[Work order] Produce a copy of every line in the records that holds the string "ffffff".

-------- Records for processing --------

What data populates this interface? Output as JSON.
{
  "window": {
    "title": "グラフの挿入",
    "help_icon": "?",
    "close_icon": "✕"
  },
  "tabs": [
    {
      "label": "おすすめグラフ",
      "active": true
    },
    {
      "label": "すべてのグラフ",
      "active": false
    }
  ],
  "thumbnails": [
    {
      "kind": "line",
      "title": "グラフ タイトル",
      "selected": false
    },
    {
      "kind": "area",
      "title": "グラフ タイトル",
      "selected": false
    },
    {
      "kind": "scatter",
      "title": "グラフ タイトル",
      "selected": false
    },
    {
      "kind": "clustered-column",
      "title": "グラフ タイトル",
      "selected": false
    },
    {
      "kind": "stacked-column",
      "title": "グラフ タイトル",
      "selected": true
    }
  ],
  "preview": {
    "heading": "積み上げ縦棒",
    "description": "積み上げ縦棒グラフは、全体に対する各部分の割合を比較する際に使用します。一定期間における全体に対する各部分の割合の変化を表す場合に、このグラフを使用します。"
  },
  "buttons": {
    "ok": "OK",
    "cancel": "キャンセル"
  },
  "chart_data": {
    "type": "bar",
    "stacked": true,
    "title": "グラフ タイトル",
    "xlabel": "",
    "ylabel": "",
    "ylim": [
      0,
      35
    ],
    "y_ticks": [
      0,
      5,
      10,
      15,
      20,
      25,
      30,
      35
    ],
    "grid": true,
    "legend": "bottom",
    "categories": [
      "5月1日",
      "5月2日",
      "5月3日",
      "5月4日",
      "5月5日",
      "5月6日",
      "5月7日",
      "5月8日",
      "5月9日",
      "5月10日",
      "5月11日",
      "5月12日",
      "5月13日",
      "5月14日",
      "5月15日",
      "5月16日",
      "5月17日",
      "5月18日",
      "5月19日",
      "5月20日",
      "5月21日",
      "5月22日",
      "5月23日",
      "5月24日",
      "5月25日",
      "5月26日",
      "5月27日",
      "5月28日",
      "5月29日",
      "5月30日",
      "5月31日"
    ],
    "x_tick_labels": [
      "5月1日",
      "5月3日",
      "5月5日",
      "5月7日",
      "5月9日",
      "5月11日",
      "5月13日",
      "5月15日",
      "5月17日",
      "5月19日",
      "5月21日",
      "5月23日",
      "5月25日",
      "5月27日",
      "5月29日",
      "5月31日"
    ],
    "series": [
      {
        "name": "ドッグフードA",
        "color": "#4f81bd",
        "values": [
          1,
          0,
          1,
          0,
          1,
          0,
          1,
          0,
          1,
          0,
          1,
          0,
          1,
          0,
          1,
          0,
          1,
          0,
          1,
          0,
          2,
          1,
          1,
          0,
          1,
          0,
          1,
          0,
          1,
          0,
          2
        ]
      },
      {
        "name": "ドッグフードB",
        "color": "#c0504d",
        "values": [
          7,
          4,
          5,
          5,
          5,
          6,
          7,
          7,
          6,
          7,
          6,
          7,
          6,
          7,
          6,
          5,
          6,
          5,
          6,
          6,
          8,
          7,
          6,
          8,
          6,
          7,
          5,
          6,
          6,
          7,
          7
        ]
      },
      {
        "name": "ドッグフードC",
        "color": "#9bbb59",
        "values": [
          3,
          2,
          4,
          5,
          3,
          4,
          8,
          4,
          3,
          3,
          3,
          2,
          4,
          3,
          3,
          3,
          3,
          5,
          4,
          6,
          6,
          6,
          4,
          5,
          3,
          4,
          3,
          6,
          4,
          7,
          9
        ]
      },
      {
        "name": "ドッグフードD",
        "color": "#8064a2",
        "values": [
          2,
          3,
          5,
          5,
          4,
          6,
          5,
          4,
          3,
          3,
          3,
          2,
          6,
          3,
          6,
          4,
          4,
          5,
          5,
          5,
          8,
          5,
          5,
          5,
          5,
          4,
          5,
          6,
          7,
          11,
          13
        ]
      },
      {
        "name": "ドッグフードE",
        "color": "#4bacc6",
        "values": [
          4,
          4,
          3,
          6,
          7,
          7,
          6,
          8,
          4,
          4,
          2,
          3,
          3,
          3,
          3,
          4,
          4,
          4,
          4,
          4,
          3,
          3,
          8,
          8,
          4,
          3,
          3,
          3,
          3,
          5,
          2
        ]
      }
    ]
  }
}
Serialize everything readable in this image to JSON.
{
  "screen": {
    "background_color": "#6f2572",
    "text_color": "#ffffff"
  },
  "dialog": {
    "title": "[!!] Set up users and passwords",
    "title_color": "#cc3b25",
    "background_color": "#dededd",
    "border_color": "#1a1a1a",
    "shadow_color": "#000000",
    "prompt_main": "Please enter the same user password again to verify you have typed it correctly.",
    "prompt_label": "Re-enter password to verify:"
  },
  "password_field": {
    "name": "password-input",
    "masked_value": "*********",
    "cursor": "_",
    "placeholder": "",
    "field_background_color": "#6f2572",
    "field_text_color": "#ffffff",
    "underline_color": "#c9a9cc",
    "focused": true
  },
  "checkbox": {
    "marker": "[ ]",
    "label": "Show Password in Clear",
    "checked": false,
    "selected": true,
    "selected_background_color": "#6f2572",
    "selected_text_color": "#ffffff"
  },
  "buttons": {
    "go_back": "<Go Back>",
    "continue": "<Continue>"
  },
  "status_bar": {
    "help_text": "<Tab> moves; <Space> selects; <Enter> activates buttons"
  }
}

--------

[Answer to this task]
    "text_color": "#ffffff"
    "field_text_color": "#ffffff",
    "selected_text_color": "#ffffff"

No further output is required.